--- Data for this exercise ---
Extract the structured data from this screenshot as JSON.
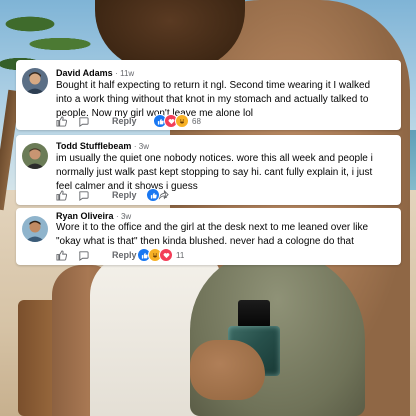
{
  "comments": [
    {
      "name": "David Adams",
      "time": "11w",
      "text": "Bought it half expecting to return it ngl. Second time wearing it I walked into a work thing without that knot in my stomach and actually talked to people. Now my girl won't leave me alone lol",
      "reply_label": "Reply",
      "reactions": [
        "like",
        "love",
        "haha"
      ],
      "reaction_count": "68"
    },
    {
      "name": "Todd Stufflebeam",
      "time": "3w",
      "text": "im usually the quiet one nobody notices. wore this all week and people i normally just walk past kept stopping to say hi. cant fully explain it, i just feel calmer and it shows i guess",
      "reply_label": "Reply",
      "reactions": [
        "like"
      ],
      "reaction_count": "1"
    },
    {
      "name": "Ryan Oliveira",
      "time": "3w",
      "text": "Wore it to the office and the girl at the desk next to me leaned over like \"okay what is that\" then kinda blushed. never had a cologne do that",
      "reply_label": "Reply",
      "reactions": [
        "like",
        "haha",
        "love"
      ],
      "reaction_count": "11"
    }
  ],
  "colors": {
    "like": "#1877f2",
    "love": "#f33e58",
    "haha": "#f7b125",
    "meta_text": "#65676b",
    "card_bg": "#ffffff"
  },
  "icons": {
    "like_action": "thumbs-up-outline-icon",
    "reply_action": "reply-bubble-icon",
    "share_action": "share-icon"
  }
}
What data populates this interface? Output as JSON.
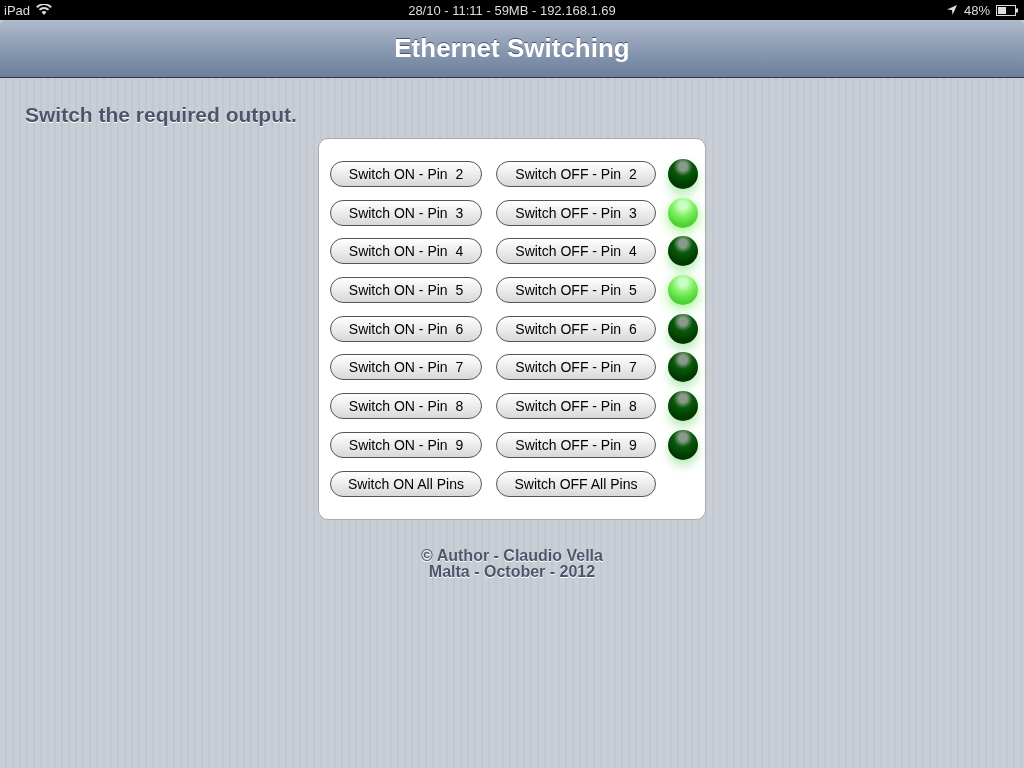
{
  "status_bar": {
    "device": "iPad",
    "center": "28/10 - 11:11 - 59MB - 192.168.1.69",
    "battery": "48%"
  },
  "title": "Ethernet Switching",
  "instruction": "Switch the required output.",
  "pins": [
    {
      "on_button": "Switch ON - Pin  2",
      "off_button": "Switch OFF - Pin  2",
      "on": false
    },
    {
      "on_button": "Switch ON - Pin  3",
      "off_button": "Switch OFF - Pin  3",
      "on": true
    },
    {
      "on_button": "Switch ON - Pin  4",
      "off_button": "Switch OFF - Pin  4",
      "on": false
    },
    {
      "on_button": "Switch ON - Pin  5",
      "off_button": "Switch OFF - Pin  5",
      "on": true
    },
    {
      "on_button": "Switch ON - Pin  6",
      "off_button": "Switch OFF - Pin  6",
      "on": false
    },
    {
      "on_button": "Switch ON - Pin  7",
      "off_button": "Switch OFF - Pin  7",
      "on": false
    },
    {
      "on_button": "Switch ON - Pin  8",
      "off_button": "Switch OFF - Pin  8",
      "on": false
    },
    {
      "on_button": "Switch ON - Pin  9",
      "off_button": "Switch OFF - Pin  9",
      "on": false
    }
  ],
  "all_buttons": {
    "on": "Switch ON All Pins",
    "off": "Switch OFF All Pins"
  },
  "footer": [
    "© Author - Claudio Vella",
    "Malta - October - 2012"
  ]
}
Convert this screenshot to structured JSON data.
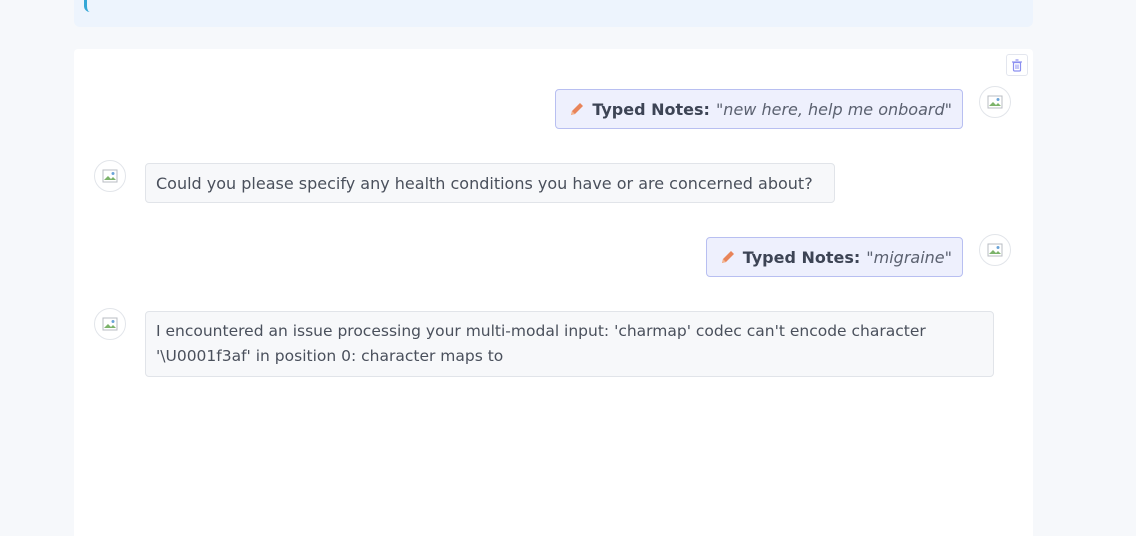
{
  "chat": {
    "clear_button_icon": "trash-icon",
    "messages": [
      {
        "role": "user",
        "icon": "pencil-icon",
        "label": "Typed Notes:",
        "text": "\"new here, help me onboard\""
      },
      {
        "role": "assistant",
        "text": "Could you please specify any health conditions you have or are concerned about?"
      },
      {
        "role": "user",
        "icon": "pencil-icon",
        "label": "Typed Notes:",
        "text": "\"migraine\""
      },
      {
        "role": "assistant",
        "text": "I encountered an issue processing your multi-modal input: 'charmap' codec can't encode character '\\U0001f3af' in position 0: character maps to"
      }
    ]
  },
  "colors": {
    "user_bubble_bg": "#eef0fd",
    "user_bubble_border": "#b8bff1",
    "bot_bubble_bg": "#f7f8fa",
    "pencil_icon": "#e8845a",
    "trash_icon": "#8b8ff0"
  }
}
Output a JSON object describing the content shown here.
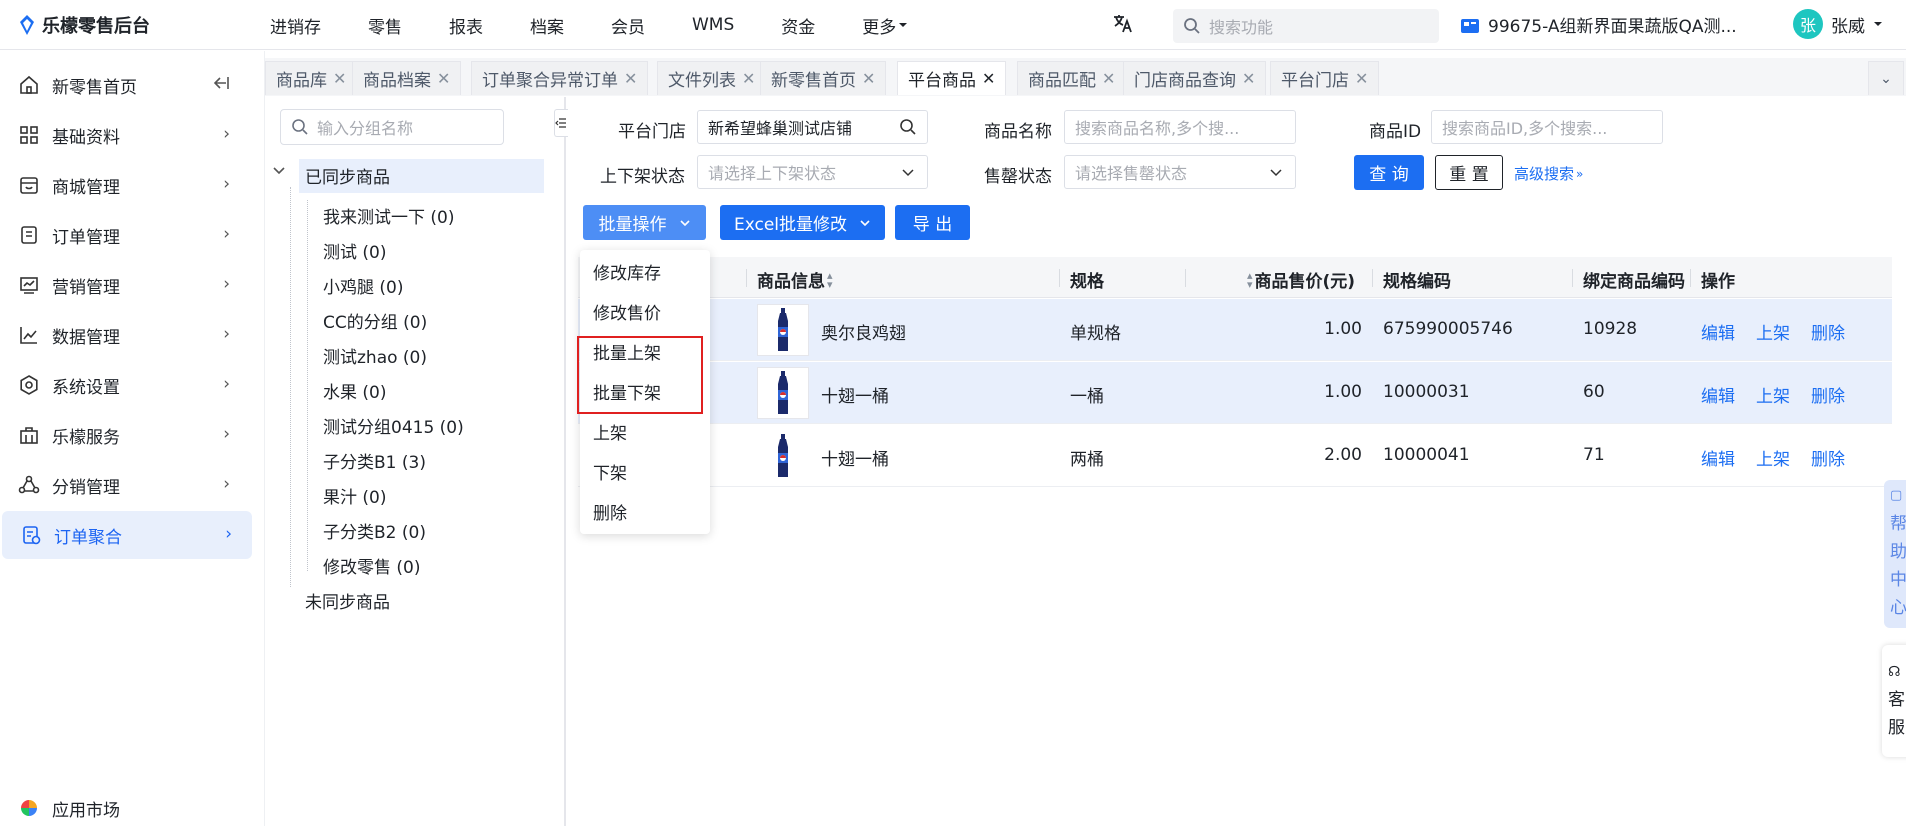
{
  "header": {
    "app_title": "乐檬零售后台",
    "nav": [
      "进销存",
      "零售",
      "报表",
      "档案",
      "会员",
      "WMS",
      "资金"
    ],
    "more_label": "更多",
    "search_placeholder": "搜索功能",
    "store_name": "99675-A组新界面果蔬版QA测...",
    "user_avatar": "张",
    "user_name": "张威"
  },
  "sidebar": {
    "items": [
      {
        "label": "新零售首页",
        "icon": "home-icon"
      },
      {
        "label": "基础资料",
        "icon": "grid-icon"
      },
      {
        "label": "商城管理",
        "icon": "store-icon"
      },
      {
        "label": "订单管理",
        "icon": "document-icon"
      },
      {
        "label": "营销管理",
        "icon": "chart-screen-icon"
      },
      {
        "label": "数据管理",
        "icon": "line-chart-icon"
      },
      {
        "label": "系统设置",
        "icon": "settings-icon"
      },
      {
        "label": "乐檬服务",
        "icon": "briefcase-icon"
      },
      {
        "label": "分销管理",
        "icon": "distribution-icon"
      },
      {
        "label": "订单聚合",
        "icon": "order-aggregate-icon"
      }
    ],
    "bottom_label": "应用市场"
  },
  "tabs": [
    {
      "label": "商品库"
    },
    {
      "label": "商品档案"
    },
    {
      "label": "订单聚合异常订单"
    },
    {
      "label": "文件列表"
    },
    {
      "label": "新零售首页"
    },
    {
      "label": "平台商品"
    },
    {
      "label": "商品匹配"
    },
    {
      "label": "门店商品查询"
    },
    {
      "label": "平台门店"
    }
  ],
  "group_panel": {
    "search_placeholder": "输入分组名称",
    "synced_label": "已同步商品",
    "children": [
      "我来测试一下 (0)",
      "测试 (0)",
      "小鸡腿 (0)",
      "CC的分组 (0)",
      "测试zhao (0)",
      "水果 (0)",
      "测试分组0415 (0)",
      "子分类B1 (3)",
      "果汁 (0)",
      "子分类B2 (0)",
      "修改零售 (0)"
    ],
    "unsynced_label": "未同步商品"
  },
  "filters": {
    "platform_store_label": "平台门店",
    "platform_store_value": "新希望蜂巢测试店铺",
    "product_name_label": "商品名称",
    "product_name_placeholder": "搜索商品名称,多个搜...",
    "product_id_label": "商品ID",
    "product_id_placeholder": "搜索商品ID,多个搜索...",
    "shelf_status_label": "上下架状态",
    "shelf_status_placeholder": "请选择上下架状态",
    "soldout_label": "售罄状态",
    "soldout_placeholder": "请选择售罄状态",
    "query_label": "查 询",
    "reset_label": "重 置",
    "advanced_label": "高级搜索"
  },
  "actions": {
    "batch_label": "批量操作",
    "excel_label": "Excel批量修改",
    "export_label": "导 出"
  },
  "dropdown": {
    "items": [
      "修改库存",
      "修改售价",
      "批量上架",
      "批量下架",
      "上架",
      "下架",
      "删除"
    ]
  },
  "table": {
    "columns": [
      "商品信息",
      "规格",
      "商品售价(元)",
      "规格编码",
      "绑定商品编码",
      "操作"
    ],
    "row_actions": [
      "编辑",
      "上架",
      "删除"
    ],
    "rows": [
      {
        "name": "奥尔良鸡翅",
        "spec": "单规格",
        "price": "1.00",
        "spec_code": "675990005746",
        "bind_code": "10928"
      },
      {
        "name": "十翅一桶",
        "spec": "一桶",
        "price": "1.00",
        "spec_code": "10000031",
        "bind_code": "60"
      },
      {
        "name": "十翅一桶",
        "spec": "两桶",
        "price": "2.00",
        "spec_code": "10000041",
        "bind_code": "71"
      }
    ]
  },
  "floats": {
    "help": "帮助中心",
    "service": "客服"
  },
  "colors": {
    "primary": "#1c6ef2",
    "selected_row": "#e8effc",
    "highlight_box": "#e02020"
  }
}
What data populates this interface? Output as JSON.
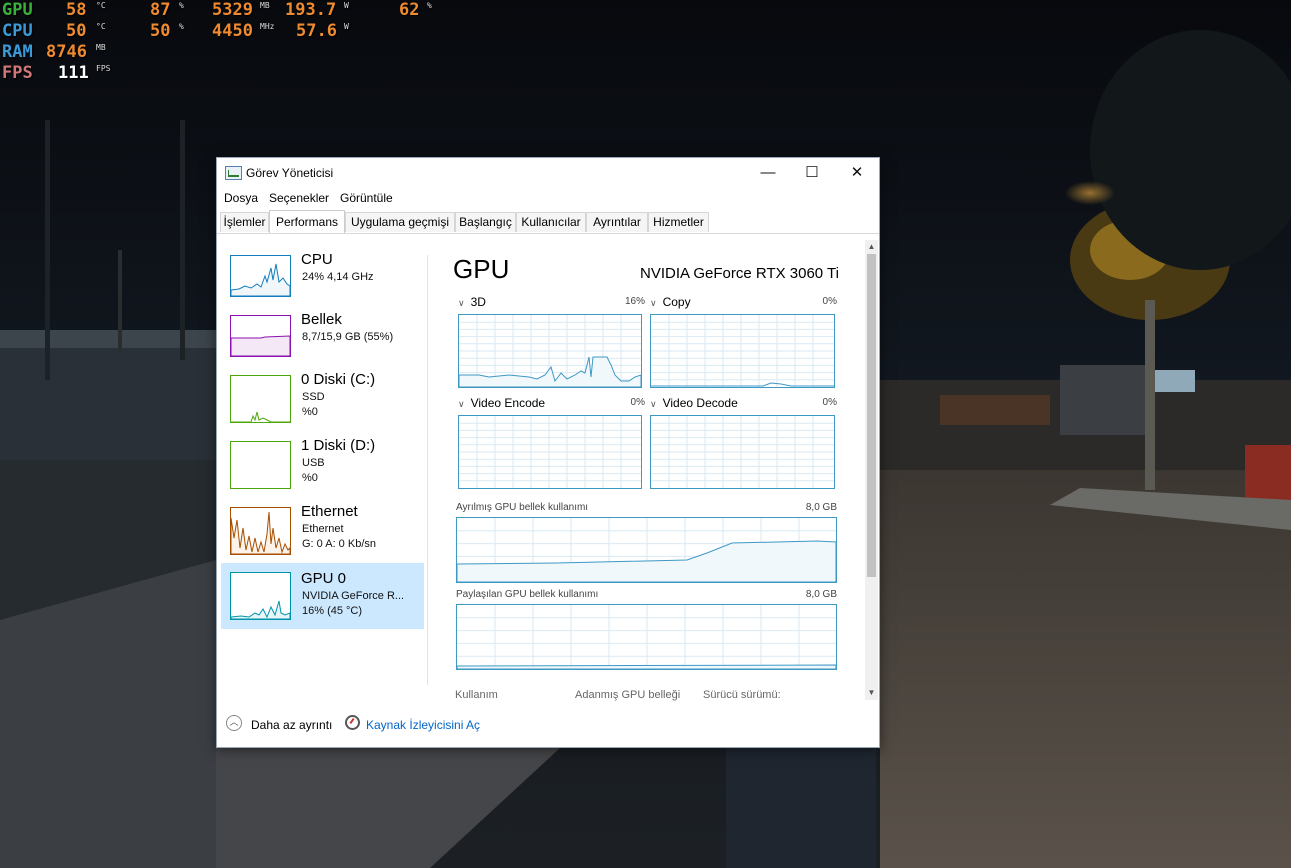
{
  "osd": {
    "rows": [
      {
        "label": "GPU",
        "label_color": "#3ab03a",
        "v1": "58",
        "u1": "°C",
        "v2": "87",
        "u2": "%",
        "v3": "5329",
        "u3": "MB",
        "v4": "193.7",
        "u4": "W",
        "v5": "62",
        "u5": "%"
      },
      {
        "label": "CPU",
        "label_color": "#3a9ad8",
        "v1": "50",
        "u1": "°C",
        "v2": "50",
        "u2": "%",
        "v3": "4450",
        "u3": "MHz",
        "v4": "57.6",
        "u4": "W"
      },
      {
        "label": "RAM",
        "label_color": "#3a9ad8",
        "v1": "8746",
        "u1": "MB"
      },
      {
        "label": "FPS",
        "label_color": "#d07878",
        "v1": "111",
        "u1": "FPS"
      }
    ]
  },
  "window": {
    "title": "Görev Yöneticisi",
    "controls": {
      "minimize": "—",
      "maximize": "☐",
      "close": "✕"
    },
    "menu": [
      "Dosya",
      "Seçenekler",
      "Görüntüle"
    ],
    "tabs": [
      "İşlemler",
      "Performans",
      "Uygulama geçmişi",
      "Başlangıç",
      "Kullanıcılar",
      "Ayrıntılar",
      "Hizmetler"
    ],
    "active_tab": "Performans"
  },
  "sidebar": {
    "items": [
      {
        "title": "CPU",
        "line1": "24% 4,14 GHz",
        "line2": "",
        "color": "#117dbb",
        "fill": "#f1f6fa"
      },
      {
        "title": "Bellek",
        "line1": "8,7/15,9 GB (55%)",
        "line2": "",
        "color": "#8b12ae",
        "fill": "#f4e8f7"
      },
      {
        "title": "0 Diski (C:)",
        "line1": "SSD",
        "line2": "%0",
        "color": "#4da60c",
        "fill": "#eff7e9"
      },
      {
        "title": "1 Diski (D:)",
        "line1": "USB",
        "line2": "%0",
        "color": "#4da60c",
        "fill": "#eff7e9"
      },
      {
        "title": "Ethernet",
        "line1": "Ethernet",
        "line2": "G: 0 A: 0 Kb/sn",
        "color": "#a74f01",
        "fill": "#fcf3eb"
      },
      {
        "title": "GPU 0",
        "line1": "NVIDIA GeForce R...",
        "line2": "16% (45 °C)",
        "color": "#0094aa",
        "fill": "#e8f6f8"
      }
    ],
    "selected": "GPU 0"
  },
  "main": {
    "title": "GPU",
    "device_name": "NVIDIA GeForce RTX 3060 Ti",
    "engines": [
      {
        "name": "3D",
        "percent": "16%"
      },
      {
        "name": "Copy",
        "percent": "0%"
      },
      {
        "name": "Video Encode",
        "percent": "0%"
      },
      {
        "name": "Video Decode",
        "percent": "0%"
      }
    ],
    "dedicated_label": "Ayrılmış GPU bellek kullanımı",
    "dedicated_max": "8,0 GB",
    "shared_label": "Paylaşılan GPU bellek kullanımı",
    "shared_max": "8,0 GB",
    "stats": [
      "Kullanım",
      "Adanmış GPU belleği",
      "Sürücü sürümü:"
    ]
  },
  "footer": {
    "less_details": "Daha az ayrıntı",
    "resource_monitor": "Kaynak İzleyicisini Aç"
  },
  "colors": {
    "gpu_line": "#3e98c4",
    "grid": "#d9eaf4",
    "selection": "#cce8ff",
    "link": "#0066cc"
  }
}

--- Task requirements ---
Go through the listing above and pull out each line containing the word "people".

--- Solution to this task ---
      "text": "Bought it half expecting to return it ngl. Second time wearing it I walked into a work thing without that knot in my stomach and actually talked to people. Now my girl won't leave me alone lol",
      "text": "im usually the quiet one nobody notices. wore this all week and people i normally just walk past kept stopping to say hi. cant fully explain it, i just feel calmer and it shows i guess",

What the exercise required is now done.